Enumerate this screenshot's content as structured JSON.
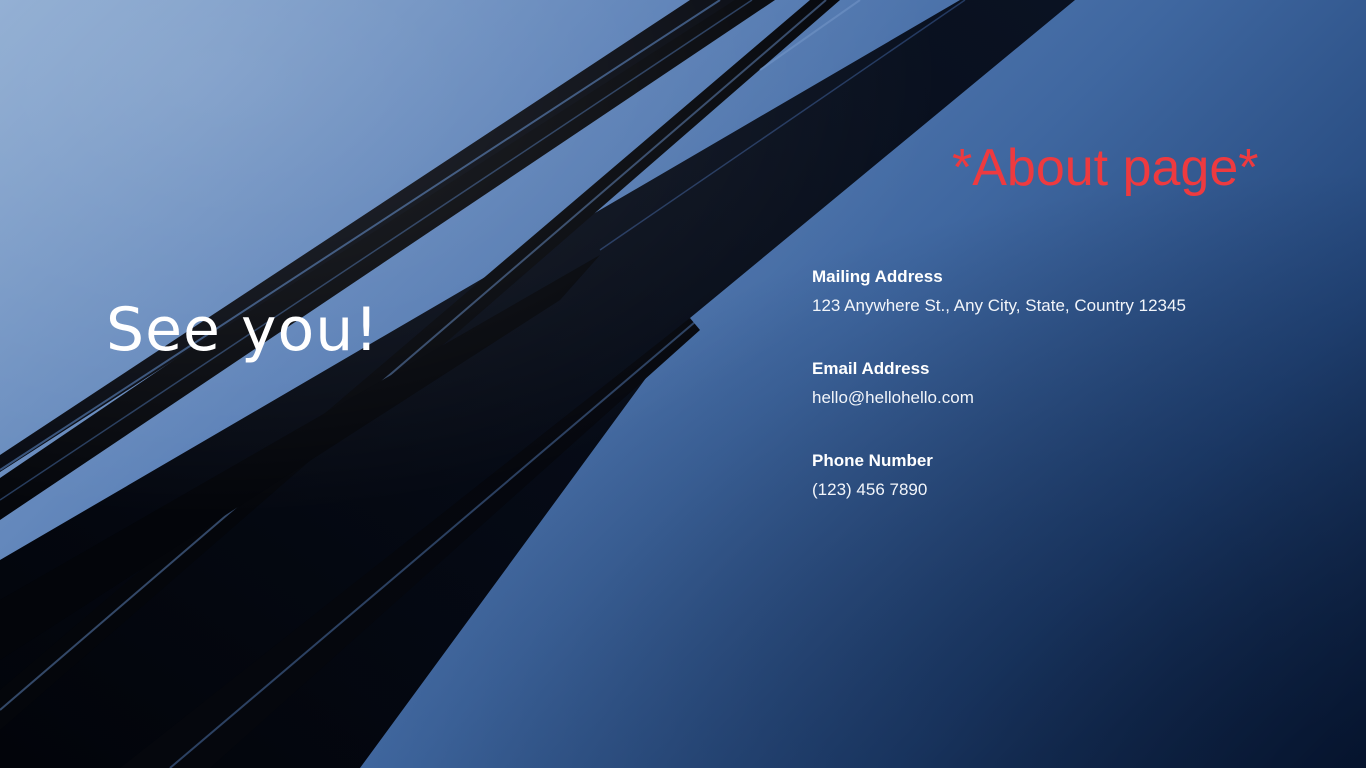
{
  "slide": {
    "headline": "See you!",
    "page_tag": "*About page*",
    "contacts": [
      {
        "label": "Mailing Address",
        "value": "123 Anywhere St., Any City, State, Country 12345"
      },
      {
        "label": "Email Address",
        "value": "hello@hellohello.com"
      },
      {
        "label": "Phone Number",
        "value": "(123) 456 7890"
      }
    ]
  },
  "colors": {
    "accent_red": "#ee3a3f",
    "text_white": "#ffffff",
    "sky_light": "#8aa9d0",
    "sky_dark": "#0c1f3f",
    "cable_black": "#05070c"
  },
  "background": {
    "image": "cable-bridge-photo"
  }
}
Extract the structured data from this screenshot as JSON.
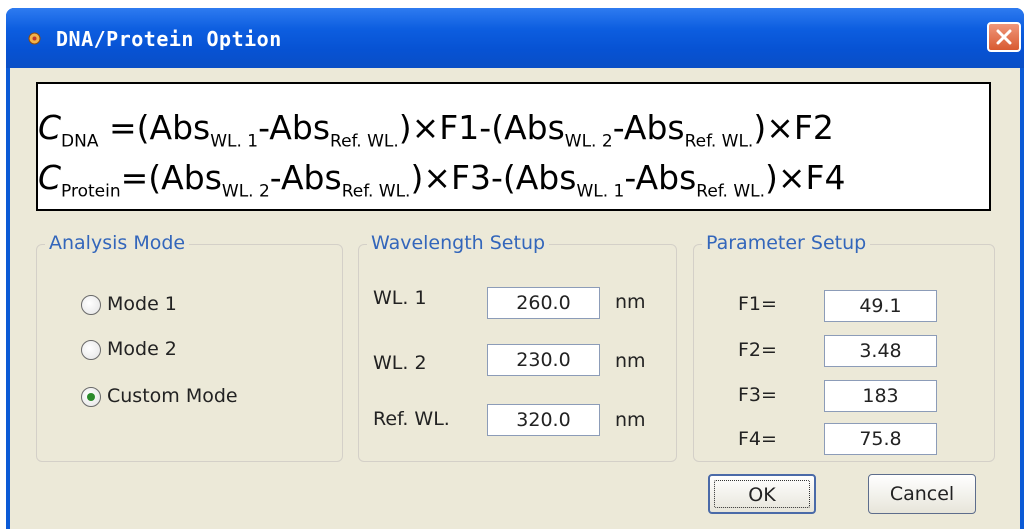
{
  "window": {
    "title": "DNA/Protein Option"
  },
  "formula": {
    "line1": {
      "c": "C",
      "c_sub": "DNA",
      "p1": " =(Abs",
      "s1": "WL. 1",
      "p2": "-Abs",
      "s2": "Ref. WL.",
      "p3": ")×F1-(Abs",
      "s3": "WL. 2",
      "p4": "-Abs",
      "s4": "Ref. WL.",
      "p5": ")×F2"
    },
    "line2": {
      "c": "C",
      "c_sub": "Protein",
      "p1": "=(Abs",
      "s1": "WL. 2",
      "p2": "-Abs",
      "s2": "Ref. WL.",
      "p3": ")×F3-(Abs",
      "s3": "WL. 1",
      "p4": "-Abs",
      "s4": "Ref. WL.",
      "p5": ")×F4"
    }
  },
  "analysis_mode": {
    "legend": "Analysis Mode",
    "options": [
      {
        "label": "Mode 1",
        "selected": false
      },
      {
        "label": "Mode 2",
        "selected": false
      },
      {
        "label": "Custom Mode",
        "selected": true
      }
    ]
  },
  "wavelength": {
    "legend": "Wavelength Setup",
    "rows": [
      {
        "label": "WL. 1",
        "value": "260.0",
        "unit": "nm"
      },
      {
        "label": "WL. 2",
        "value": "230.0",
        "unit": "nm"
      },
      {
        "label": "Ref. WL.",
        "value": "320.0",
        "unit": "nm"
      }
    ]
  },
  "parameters": {
    "legend": "Parameter Setup",
    "rows": [
      {
        "label": "F1=",
        "value": "49.1"
      },
      {
        "label": "F2=",
        "value": "3.48"
      },
      {
        "label": "F3=",
        "value": "183"
      },
      {
        "label": "F4=",
        "value": "75.8"
      }
    ]
  },
  "buttons": {
    "ok": "OK",
    "cancel": "Cancel"
  },
  "colors": {
    "titlebar": "#0752d3",
    "dialog_bg": "#ece9d8",
    "group_legend": "#3366bb",
    "close": "#d85a31",
    "radio_dot": "#2b8a2b"
  }
}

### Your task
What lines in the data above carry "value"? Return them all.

### Solution to the problem
        "value": "123 Anywhere St., Any City, State, Country 12345"
        "value": "hello@hellohello.com"
        "value": "(123) 456 7890"
        "value": "260.0",
        "value": "230.0",
        "value": "320.0",
        "value": "49.1"
        "value": "3.48"
        "value": "183"
        "value": "75.8"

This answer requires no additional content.